* The changing story of a DRPA bridge manager who took toll money in clear violation of the rules. Matheussen had the individual transferred to the DRPA cruise terminal office, still making six figures a year — despite there being no cruises. Board Commissioner John Dougherty stated that Matheussen lied to him from the start about the situation, with the CEO originally saying the story had "no basis in fact."
* The timeline and details surrounding a suspect arrangement of large-dollar commissions paid by the DRPA to insurance companies in both Pennsylvania and New Jersey.
* Removing John Lawless, a Board employee, from the DRPA building under armed guard in April, and not permitting him to return to work, despite no authority to fire him. So for nearly five months, the toll payers footed the salary for a Board employee who, by Matheussen’s own accord, wasn’t relieved for disciplinary reasons. Attempts for answers were met with silence.
Not only did Matheussen keep many of his decisions from the Board, but when they did come to light, he failed to provide adequate explanations for his actions.
Bottom line: John Matheussen’s legacy at the DRPA has been one of abject failure, as he presides over a nearly bankrupt agency that can’t even complete its most core mission — the maintenance and safety of just four bridges and a small train line.
Additionally, he has broken new ground in his rush to make the Authority the most generous piggybank possible for politicians and insiders, while forsaking the people who pay the bills.
Never before has there been an issue where virtually 100% of the public is in agreement. Taxpayers have reached their breaking point with the DRPA, and stand shoulder-to-shoulder with non-corrupted politicians, citizen activists, and the media in calling for King John to be flushed away, wiping the slate clean for new leadership.
But each day Gov. Christie doesn’t pound this point home, his enemy becomes stronger. That chink in his armor will expand until it becomes a gaping hole, and the successful Christie agenda will be in jeopardy of failure.

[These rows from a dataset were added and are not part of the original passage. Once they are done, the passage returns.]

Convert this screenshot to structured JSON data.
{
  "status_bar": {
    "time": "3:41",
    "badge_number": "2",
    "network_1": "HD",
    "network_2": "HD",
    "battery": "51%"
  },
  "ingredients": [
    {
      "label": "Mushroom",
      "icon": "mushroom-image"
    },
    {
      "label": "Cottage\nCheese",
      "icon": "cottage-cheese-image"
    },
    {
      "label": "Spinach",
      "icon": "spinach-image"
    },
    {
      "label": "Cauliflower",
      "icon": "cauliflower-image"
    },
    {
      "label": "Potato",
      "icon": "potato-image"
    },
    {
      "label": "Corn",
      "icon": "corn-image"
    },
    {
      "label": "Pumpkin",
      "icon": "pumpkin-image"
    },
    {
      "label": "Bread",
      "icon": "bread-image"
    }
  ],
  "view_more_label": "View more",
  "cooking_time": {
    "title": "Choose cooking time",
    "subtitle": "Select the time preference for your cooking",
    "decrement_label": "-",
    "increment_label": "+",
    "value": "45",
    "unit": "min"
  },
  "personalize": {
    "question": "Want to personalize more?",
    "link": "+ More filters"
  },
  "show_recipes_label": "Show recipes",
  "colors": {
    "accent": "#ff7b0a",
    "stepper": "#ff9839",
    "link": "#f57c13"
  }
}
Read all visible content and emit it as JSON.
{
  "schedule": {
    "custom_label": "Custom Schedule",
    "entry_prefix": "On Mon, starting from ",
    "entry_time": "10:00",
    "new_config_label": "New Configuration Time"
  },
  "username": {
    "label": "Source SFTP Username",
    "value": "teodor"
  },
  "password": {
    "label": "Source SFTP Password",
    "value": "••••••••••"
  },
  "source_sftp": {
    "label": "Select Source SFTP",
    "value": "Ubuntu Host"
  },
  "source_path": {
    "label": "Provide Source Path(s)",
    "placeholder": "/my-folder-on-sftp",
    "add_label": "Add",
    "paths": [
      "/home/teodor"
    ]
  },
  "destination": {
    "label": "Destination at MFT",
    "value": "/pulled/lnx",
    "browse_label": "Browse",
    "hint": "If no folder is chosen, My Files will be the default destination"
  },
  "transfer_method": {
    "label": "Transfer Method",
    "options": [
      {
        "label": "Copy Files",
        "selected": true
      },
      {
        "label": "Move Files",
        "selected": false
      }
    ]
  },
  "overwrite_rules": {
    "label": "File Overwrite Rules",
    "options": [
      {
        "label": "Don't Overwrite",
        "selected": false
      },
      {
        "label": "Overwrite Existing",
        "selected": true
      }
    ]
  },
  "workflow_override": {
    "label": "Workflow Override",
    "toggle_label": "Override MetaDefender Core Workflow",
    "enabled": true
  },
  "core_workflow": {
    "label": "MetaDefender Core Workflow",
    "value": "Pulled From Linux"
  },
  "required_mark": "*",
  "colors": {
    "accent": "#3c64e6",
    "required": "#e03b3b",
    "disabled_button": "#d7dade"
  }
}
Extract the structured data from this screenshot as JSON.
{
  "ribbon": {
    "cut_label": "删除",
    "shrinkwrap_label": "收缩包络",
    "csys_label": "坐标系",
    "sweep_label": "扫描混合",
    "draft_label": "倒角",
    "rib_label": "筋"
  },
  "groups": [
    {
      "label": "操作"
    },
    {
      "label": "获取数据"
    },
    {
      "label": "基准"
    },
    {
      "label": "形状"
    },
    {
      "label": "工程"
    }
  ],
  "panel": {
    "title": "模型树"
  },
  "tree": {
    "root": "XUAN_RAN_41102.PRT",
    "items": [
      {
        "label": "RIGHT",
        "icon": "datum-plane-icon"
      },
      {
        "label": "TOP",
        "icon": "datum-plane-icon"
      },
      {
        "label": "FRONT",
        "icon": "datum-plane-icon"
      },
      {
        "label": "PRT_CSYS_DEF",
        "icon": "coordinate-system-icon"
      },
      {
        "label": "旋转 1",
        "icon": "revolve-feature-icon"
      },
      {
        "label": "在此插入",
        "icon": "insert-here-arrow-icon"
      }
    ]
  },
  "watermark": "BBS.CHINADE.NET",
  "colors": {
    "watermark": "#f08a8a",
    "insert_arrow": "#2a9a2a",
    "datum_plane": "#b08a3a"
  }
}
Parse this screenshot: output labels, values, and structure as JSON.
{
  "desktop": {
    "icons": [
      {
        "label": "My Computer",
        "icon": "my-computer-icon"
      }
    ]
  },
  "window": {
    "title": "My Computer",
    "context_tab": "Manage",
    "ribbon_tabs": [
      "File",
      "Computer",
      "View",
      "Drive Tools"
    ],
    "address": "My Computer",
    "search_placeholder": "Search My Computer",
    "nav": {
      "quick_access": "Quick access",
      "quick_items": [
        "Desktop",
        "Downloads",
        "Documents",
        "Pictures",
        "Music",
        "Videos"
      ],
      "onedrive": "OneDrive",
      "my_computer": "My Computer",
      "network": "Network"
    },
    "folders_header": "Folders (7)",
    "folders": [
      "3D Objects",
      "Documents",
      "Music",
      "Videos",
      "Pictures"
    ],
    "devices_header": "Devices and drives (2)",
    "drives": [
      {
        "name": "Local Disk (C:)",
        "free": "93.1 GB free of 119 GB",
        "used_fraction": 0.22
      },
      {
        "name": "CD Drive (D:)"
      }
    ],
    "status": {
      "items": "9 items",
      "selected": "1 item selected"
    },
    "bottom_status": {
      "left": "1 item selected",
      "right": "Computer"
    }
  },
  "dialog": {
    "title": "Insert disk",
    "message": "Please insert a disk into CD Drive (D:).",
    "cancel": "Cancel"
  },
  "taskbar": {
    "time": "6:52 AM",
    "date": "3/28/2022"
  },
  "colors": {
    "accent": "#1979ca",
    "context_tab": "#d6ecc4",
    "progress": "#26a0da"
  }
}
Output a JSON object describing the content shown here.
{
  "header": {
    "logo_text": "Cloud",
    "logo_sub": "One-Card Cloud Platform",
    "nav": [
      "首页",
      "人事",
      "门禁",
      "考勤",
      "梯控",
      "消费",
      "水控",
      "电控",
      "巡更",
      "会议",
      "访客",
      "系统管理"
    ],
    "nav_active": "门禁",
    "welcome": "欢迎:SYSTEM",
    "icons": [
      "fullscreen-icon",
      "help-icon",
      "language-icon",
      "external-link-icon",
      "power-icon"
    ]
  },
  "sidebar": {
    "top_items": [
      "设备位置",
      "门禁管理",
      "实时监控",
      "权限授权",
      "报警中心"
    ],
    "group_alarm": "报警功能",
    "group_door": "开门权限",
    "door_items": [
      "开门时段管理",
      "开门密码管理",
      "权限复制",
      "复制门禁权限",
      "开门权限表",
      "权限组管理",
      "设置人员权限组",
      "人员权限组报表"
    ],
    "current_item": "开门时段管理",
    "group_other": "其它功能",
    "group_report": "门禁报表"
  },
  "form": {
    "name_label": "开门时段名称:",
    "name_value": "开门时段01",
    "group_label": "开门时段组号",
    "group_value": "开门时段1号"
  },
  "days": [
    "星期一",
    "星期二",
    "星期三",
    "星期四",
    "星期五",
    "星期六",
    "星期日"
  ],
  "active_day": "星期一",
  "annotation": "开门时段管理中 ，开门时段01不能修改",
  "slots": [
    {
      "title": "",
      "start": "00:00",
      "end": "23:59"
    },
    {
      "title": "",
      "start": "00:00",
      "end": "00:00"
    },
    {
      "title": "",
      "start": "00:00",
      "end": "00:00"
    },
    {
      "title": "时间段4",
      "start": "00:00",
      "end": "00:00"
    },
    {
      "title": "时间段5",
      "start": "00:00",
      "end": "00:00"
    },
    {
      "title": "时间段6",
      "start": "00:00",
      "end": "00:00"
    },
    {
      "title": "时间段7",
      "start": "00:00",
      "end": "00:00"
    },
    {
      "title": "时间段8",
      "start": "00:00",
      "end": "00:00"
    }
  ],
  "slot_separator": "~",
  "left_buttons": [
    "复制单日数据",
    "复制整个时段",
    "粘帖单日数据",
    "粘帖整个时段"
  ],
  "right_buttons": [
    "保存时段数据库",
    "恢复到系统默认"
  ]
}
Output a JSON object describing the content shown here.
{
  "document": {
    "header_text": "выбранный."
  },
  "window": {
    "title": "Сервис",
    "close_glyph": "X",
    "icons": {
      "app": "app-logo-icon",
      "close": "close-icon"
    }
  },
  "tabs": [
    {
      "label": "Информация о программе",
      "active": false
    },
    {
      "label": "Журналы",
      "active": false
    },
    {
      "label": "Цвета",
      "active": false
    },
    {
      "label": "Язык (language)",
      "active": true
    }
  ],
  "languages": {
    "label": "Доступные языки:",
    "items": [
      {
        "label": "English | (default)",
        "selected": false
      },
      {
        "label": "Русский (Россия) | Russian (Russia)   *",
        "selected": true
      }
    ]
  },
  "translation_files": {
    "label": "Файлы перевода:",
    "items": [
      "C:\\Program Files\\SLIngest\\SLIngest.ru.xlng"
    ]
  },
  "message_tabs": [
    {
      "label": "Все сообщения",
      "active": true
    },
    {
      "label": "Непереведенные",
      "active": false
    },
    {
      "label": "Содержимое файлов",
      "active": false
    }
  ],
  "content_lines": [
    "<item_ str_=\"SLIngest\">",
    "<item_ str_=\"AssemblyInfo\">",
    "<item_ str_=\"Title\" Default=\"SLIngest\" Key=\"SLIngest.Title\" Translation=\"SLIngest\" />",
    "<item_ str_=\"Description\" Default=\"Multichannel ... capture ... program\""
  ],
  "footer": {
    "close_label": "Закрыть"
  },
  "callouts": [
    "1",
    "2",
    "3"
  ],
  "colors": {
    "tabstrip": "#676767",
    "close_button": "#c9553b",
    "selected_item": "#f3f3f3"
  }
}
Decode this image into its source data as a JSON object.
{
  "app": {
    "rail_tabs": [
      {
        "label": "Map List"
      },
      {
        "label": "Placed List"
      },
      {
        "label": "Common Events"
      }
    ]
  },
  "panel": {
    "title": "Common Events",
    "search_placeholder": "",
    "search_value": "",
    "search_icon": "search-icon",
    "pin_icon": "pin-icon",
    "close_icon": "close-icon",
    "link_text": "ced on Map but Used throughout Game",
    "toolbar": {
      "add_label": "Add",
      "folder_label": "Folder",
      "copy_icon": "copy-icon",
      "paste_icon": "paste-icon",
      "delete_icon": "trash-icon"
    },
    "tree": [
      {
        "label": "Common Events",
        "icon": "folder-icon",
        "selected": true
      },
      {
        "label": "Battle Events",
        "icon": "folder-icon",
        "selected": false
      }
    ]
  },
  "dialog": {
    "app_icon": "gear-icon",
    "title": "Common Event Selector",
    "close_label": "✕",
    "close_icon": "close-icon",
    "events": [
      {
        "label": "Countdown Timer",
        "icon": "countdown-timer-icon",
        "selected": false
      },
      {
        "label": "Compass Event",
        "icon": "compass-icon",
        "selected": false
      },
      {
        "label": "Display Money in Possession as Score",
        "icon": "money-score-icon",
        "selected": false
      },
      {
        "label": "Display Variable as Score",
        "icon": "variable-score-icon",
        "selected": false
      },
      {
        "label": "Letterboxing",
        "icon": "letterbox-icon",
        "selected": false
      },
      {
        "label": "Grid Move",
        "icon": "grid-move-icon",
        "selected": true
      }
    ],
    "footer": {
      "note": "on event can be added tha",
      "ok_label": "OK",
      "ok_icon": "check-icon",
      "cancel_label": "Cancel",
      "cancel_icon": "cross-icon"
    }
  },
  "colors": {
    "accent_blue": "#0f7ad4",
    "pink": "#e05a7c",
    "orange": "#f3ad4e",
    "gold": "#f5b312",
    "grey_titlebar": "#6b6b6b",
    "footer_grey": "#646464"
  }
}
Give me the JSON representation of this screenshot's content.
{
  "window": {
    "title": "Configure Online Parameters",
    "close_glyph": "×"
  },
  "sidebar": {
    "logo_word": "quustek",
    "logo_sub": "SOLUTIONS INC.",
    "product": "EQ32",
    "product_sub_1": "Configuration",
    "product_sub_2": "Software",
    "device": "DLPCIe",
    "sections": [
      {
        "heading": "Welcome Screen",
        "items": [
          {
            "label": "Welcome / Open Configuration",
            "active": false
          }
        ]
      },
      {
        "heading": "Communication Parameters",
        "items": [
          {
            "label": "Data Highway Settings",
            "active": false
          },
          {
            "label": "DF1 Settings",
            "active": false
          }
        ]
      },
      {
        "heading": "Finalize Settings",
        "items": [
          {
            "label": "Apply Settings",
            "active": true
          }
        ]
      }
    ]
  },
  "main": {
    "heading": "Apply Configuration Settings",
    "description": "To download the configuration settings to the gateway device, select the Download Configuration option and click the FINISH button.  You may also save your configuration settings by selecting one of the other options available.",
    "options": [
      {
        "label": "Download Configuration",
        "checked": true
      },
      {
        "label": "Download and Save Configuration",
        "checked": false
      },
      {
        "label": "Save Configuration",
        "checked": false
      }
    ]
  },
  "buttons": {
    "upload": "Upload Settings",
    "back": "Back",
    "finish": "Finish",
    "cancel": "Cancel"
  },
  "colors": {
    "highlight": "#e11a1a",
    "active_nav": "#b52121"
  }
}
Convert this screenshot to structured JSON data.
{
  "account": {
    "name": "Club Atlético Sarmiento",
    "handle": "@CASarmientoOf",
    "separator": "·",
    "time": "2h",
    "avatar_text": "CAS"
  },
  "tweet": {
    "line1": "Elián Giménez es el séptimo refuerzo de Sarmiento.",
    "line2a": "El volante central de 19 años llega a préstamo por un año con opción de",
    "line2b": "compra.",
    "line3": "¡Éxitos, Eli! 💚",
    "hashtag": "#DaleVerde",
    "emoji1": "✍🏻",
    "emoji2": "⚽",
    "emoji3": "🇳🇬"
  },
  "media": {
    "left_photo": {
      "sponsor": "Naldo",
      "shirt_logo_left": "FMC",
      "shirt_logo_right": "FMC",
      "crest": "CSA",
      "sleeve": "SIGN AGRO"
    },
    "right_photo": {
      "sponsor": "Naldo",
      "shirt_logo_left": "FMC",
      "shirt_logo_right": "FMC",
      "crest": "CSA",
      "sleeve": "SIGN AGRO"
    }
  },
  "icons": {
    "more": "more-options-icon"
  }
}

The opportunity to ram a stake through the heart of Business As Usual comes but once in a lifetime. It’s having the courage to take that action which makes legendary leaders.
Governor Christie, that time is now.
Chris Freind is an independent columnist and investigative reporter who operates his own news bureau, www.FreindlyFireZone.com
Readers of his column, "Freindly Fire," hail from six continents, thirty countries and all fifty states. His work has been referenced in numerous publications including The Wall Street Journal, National Review Online, foreign newspapers, and in Dick Morris’ recent bestseller "Catastrophe."